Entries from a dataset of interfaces
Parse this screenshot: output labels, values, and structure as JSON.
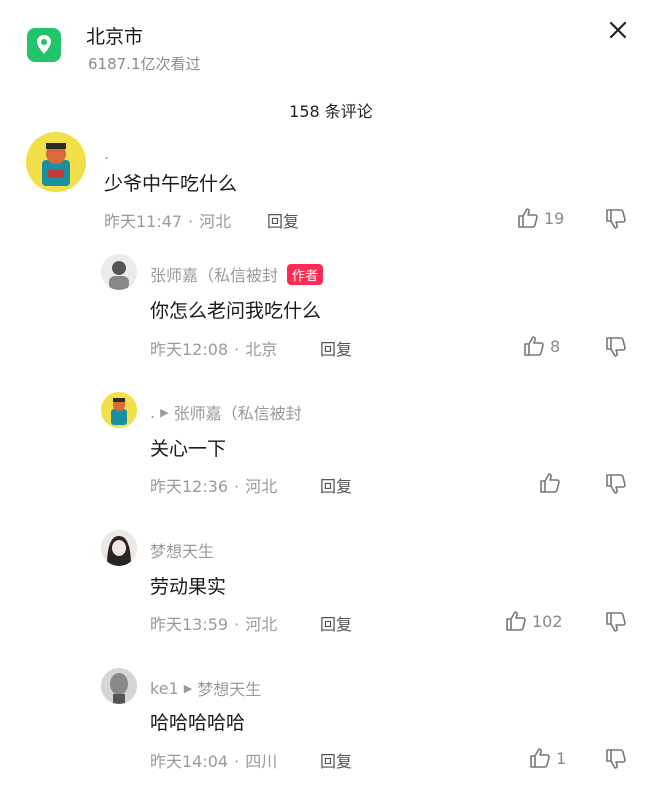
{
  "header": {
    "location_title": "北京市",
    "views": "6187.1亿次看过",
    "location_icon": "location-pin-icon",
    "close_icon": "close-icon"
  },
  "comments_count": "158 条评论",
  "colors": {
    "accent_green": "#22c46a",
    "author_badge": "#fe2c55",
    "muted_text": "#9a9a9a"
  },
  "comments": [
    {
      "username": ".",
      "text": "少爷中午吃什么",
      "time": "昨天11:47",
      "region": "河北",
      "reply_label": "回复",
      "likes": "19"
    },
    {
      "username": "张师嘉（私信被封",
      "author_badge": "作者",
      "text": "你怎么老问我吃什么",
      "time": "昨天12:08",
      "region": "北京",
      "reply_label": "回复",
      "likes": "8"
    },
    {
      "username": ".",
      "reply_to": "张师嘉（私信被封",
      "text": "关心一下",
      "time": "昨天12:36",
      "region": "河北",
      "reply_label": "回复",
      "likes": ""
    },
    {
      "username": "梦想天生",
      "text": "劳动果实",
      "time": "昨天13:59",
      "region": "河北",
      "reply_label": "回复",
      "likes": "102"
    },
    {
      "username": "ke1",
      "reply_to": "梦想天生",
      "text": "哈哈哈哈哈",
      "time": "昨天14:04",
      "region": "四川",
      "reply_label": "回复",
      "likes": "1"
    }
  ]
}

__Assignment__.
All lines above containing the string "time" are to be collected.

__Solution to the problem__.
      "time": "昨天11:47",
      "time": "昨天12:08",
      "time": "昨天12:36",
      "time": "昨天13:59",
      "time": "昨天14:04",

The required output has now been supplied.